A parable is sometimes defined as an earthly story with a heavenly meaning. Jesus explained why He taught in parables. “Unto you it is given to know the mystery of the kingdom of God: but unto them that are without, all these things are done in parables: That seeing they may see, and not perceive; and hearing they may hear and not understand” (Mark 4:11-12). Thus, parables have a dual purpose: to reveal truth to some but to veil truth from others. To the extent that Matthew 28:19 reveals truth about “the name” yet simultaneously veils truth from others, it is very much like a parable. Matthew tells us, “And without a parable spake he not unto them: That it might be fulfilled which was spoken by the prophet saying, I will open my mouth in parables: I will utter things which have been kept secret from the foundation of the world” (Matthew 13:34-35). There is a distinct possibility that, far from “confusing” the issue of baptism, in Matthew 28:19 Jesus did intentionally “utter” a parable-like passage revealing “things kept secret from the foundation of the world.” One would have to search diligently to find a better example of a parable than Matthew 28:19. Dare we say that in Matthew 28:19 Jesus gave us the paragon of parables a final, unannounced parable with a hidden meaning a “parable of the name”?

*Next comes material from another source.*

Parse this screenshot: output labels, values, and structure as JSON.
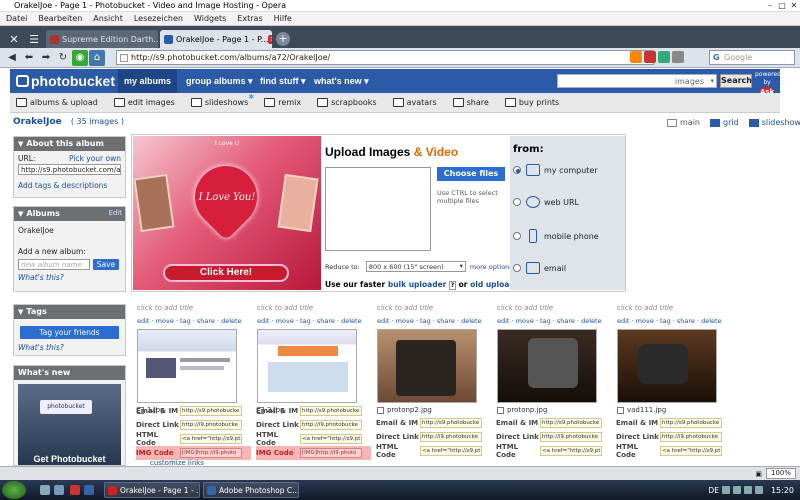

The Isaiah 9:6 Parallel
It is interesting to note the similarities between Isaiah 9:6 and Matthew 28:19. Isaiah said of the “Son..given…his name shall be called Wonderful, Counselor, The mighty God, The everlasting Father… ” (Isaiah 9:6). All of the components of the phrase “name of the Father, and of the Son, and of the Holy Ghost” are present here. Where is the “Holy Ghost”? A “Counselor” is an advisor or guide similar to an advocate, who pleads in behalf of another, as does a legal counselor. The New Testament Greek word for “advocate” is parakletos. It is the same word used for “Comforter” in John 14:26: “But the Comforter, which is the Holy Ghost. .. shall teach you all things… ” (Emphasis added).
In Isaiah 9:6 we also find the singular “name” followed by multiple titles. The titles are not His name, but who He is, just as in Matthew 28:19! Note again: “His name shall be called…” “Shall be” indicates future tense. Where else in Scripture was the Son’s name “called” Counselor (Holy Ghost), mighty God, everlasting Father? Try Matthew 28:19! It is fascinating to consider that Isaiah 9:6 may indeed be a type of Mathew 28:19, foreshadowing the revelation of His name.
The Baptism of the Apostles
When Jesus’ authority was questioned, He answered with a question, “The baptism of John, was it from heaven, or of men?” (Luke 20:4). A legitimate question to ask our friends is: “The baptism of the apostles was it from God or from men?” If they answer, “From men,” they are accusing the apostles of heresy. If they answer, “From God,” the correct answer, they are acknowledging that the name of the Fahter, Son and Holy Ghost is Jesus. Our next response, after praising God, should be, “here is water what doth hinder (thee) to be baptized?” (Acts 8:36).
Our Goal: “Go”
There is more to Matthew 28:19-20 than the revelation of His name. There is a clarion call to missionary outreach, a demand for action: “Go…teach …baptizing …teaching.” Someone has observed that the word “preach” contains the word “reach”, while the words “reach”, and “teach” contain the word “each.” Our goal is to “Go” to preach, reach and teach, baptizing each one God gives us in our going. This, too, is an integral part of Matthew 28:19. Words on paper alone will not suffice; someone must “Go ye therefore…”
May God grant us a renewed appreciation for Matthew 28:19. The next time we hear, “But what about Matthew 28:19?” May our response be, “I’m so glad you asked me! Matthew 28:19 is one of our favorite Scriptures…” May God use the former “stumbling stone” as a stepping-stone to revelation and revival.
THE ABOVE MATERIAL WAS PUBLISHED BY THE LOUISIANA CHALLENGER, 2002, PAGES 2, 5. THIS MATERIAL IS COPYRIGHTED AND MAY BE USED FOR STUDY & RESEARCH PURPOSES ONLY.